Note: Center Draft Oil Lamps often warm the oil more in usual operation and thus we suggest a slightly higher flashpoint fuel for these lamps if a lamp shows signs of acting as a runaway with any approved fuel listed above.  Fuels around 145 to 175 Degrees F should suffice.

Viscosity:  The Thickness of the liquid does matter as well, proper Kerosene and Lamp Oil need to be very thin for the cotton wick to carry the fuel to the flame fast enough.  If the fuel is thicker, the cotton will struggle to do it's job, the top of the wick will dry out and the flame will then start burning the wick instead of the fuel.  This will cause soot to come off of the flame, as well as more poisonous Carbon Monoxide.

Fuels that break this rule include:  Paraffin oil*, Olive Oil, Vegetable Oil, Canola Oil, Any food grade fuel, as well as fuels that contain Citronella.  Citronella can be used in oil lanterns only outdoors, but must be mixed with Kerosene 50-50 to thin out the fuel.

Purity:  The purity of a fuel matters as well.  If a fuel is a pure oil, usually of Petroleum, and follows the other two rules above, it is a good fuel to use in Tubular Lanterns and Flat Wick Oil Lamps.

Fuels that are impure can include those with dyes to color the fuel, Fuels with added scents to make them smell different.  This also includes Paraffin Fuel, and Citronella.
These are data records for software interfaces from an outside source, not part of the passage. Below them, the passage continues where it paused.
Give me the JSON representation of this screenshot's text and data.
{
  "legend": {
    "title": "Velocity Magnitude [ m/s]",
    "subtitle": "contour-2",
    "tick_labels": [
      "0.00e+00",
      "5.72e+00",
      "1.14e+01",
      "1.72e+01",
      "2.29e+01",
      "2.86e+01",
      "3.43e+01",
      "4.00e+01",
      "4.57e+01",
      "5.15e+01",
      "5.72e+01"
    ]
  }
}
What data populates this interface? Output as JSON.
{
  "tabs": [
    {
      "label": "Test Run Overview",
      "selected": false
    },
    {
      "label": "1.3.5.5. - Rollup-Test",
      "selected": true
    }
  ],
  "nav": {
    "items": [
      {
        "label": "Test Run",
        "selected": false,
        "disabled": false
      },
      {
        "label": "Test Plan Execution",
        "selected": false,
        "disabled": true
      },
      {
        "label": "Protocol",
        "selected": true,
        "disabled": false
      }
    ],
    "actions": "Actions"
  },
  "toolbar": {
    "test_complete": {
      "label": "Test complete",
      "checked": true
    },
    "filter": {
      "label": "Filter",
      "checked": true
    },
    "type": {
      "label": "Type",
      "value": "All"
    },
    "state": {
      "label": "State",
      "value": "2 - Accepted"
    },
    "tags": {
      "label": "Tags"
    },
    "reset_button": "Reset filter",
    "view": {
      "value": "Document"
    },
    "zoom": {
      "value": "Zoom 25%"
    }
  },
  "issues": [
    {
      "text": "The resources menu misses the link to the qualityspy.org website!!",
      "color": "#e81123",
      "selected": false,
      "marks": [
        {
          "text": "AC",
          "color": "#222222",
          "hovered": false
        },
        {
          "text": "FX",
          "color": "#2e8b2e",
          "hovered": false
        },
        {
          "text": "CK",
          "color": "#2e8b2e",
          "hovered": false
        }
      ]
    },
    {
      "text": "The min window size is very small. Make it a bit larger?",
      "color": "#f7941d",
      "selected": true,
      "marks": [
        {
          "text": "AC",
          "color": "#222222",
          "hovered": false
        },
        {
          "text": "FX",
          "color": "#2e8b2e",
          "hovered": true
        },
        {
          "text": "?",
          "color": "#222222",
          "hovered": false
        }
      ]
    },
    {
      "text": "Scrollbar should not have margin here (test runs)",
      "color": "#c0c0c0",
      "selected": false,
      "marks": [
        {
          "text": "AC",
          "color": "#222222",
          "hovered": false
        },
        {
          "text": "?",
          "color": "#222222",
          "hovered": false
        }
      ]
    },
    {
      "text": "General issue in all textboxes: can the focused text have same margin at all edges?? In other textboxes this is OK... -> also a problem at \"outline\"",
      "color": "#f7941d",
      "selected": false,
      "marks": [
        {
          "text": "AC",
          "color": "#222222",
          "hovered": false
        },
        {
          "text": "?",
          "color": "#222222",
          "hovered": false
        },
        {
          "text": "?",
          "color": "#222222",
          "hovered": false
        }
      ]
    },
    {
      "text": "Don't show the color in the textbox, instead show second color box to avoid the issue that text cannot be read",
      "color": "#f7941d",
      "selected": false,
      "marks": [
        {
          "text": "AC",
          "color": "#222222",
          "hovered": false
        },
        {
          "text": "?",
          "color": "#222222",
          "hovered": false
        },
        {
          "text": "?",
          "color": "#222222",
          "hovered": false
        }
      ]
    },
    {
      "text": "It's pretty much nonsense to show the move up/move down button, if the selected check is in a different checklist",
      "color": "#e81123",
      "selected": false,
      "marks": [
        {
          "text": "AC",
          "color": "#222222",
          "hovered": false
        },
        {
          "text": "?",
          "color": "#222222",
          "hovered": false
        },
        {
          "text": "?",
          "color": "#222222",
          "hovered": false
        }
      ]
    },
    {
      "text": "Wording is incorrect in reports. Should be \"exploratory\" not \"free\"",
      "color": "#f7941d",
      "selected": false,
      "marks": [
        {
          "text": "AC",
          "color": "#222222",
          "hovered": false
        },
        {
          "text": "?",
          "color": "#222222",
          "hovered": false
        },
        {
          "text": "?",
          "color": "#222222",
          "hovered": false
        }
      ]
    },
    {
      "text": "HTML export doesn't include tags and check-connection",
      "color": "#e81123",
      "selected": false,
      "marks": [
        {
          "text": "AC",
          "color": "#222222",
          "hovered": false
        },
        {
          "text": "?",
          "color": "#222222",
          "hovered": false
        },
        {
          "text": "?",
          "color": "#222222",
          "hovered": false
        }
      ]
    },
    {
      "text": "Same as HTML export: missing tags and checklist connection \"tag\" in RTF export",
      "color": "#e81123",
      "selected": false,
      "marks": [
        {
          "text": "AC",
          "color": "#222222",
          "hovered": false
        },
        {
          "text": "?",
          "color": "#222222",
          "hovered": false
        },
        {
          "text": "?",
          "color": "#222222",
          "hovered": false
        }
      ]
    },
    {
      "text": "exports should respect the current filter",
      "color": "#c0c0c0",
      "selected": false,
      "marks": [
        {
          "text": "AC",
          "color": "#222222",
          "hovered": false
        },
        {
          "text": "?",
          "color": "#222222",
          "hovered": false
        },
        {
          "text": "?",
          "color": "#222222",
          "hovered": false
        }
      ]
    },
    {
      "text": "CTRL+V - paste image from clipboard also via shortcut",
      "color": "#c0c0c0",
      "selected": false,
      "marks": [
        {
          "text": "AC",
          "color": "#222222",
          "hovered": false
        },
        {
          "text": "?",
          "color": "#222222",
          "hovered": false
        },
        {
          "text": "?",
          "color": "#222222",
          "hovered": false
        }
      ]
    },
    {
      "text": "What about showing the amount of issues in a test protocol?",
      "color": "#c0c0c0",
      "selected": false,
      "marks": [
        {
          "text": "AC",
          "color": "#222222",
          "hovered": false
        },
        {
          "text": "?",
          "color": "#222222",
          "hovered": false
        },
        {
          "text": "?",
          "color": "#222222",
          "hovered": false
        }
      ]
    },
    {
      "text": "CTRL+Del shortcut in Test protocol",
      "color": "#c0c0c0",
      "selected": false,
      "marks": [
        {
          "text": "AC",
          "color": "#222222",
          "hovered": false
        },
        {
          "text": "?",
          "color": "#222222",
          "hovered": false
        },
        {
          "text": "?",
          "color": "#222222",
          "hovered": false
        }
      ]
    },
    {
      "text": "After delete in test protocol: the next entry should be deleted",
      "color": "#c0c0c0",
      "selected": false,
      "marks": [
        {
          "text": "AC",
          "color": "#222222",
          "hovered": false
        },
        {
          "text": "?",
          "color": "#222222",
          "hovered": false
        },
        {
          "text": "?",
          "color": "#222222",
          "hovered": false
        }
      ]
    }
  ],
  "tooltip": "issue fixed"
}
Paraffin in the UK is kerosene. Paraffin Oil in the UNITED STATES is Liquid Candle Wax , and is mis-labeled for use in oil lamps and lanterns, when in fact it is only suited for Candle Oil Lamps that use small diameter (under 1/4”,) round wick. 99% or 100% Paraffin Oil is NOT designed or suitable for use in tubular lanterns or oil lamps that use flat wick, or Kosmos or Matador type oil lampsFurther, it burns only 1/2 as bright of any of the approved fuels listed above. Paraffin oil has a much higher viscosity and a flash point of 200 degrees or higher, as compared to the flash point of 150 degrees for kerosene. These differences inhibit the necessary capillary action of the wick, and will cause Lamps and Lanterns with 7/8" or larger wick to burn improperly and erratic. Once a wick is contaminated with paraffin oil, it must be replaced in order for the lantern to burner properly. If you must use paraffin oil, it may be mixed 1:10 to 2:10 (one to two parts paraffin,) to ten parts standard lamp oil or kerosene so that it will burn satisfactorily. Paraffin Oil is sold in the United States under the following trade names, which should be avoided except for use with lamps or lanterns with 1/4” Round of 3/8" flat or smaller wick:

Aura Oil
Crown Royal
Firelight Glass
Orvis Lamp Fuel
Northern  Lights
Pure Lite
Recochem Ultra-Clear Lamp Oil
Soft Light
Tropical Lights
Weems & Plath

Diesel and Aviation fuel should not be used in any wick lamp or lantern as the fumes from fuel additives can be FATAL if inhaled.




Much of the information available on our website is based on Antique Sources and Modern Opinion based on our expertise in the field.  Although we do believe our information to be helpful to those who need some guidance, this does not apply to every Lantern and Lamp in Existence.

Any action you take upon the information on this website is strictly at your own risk.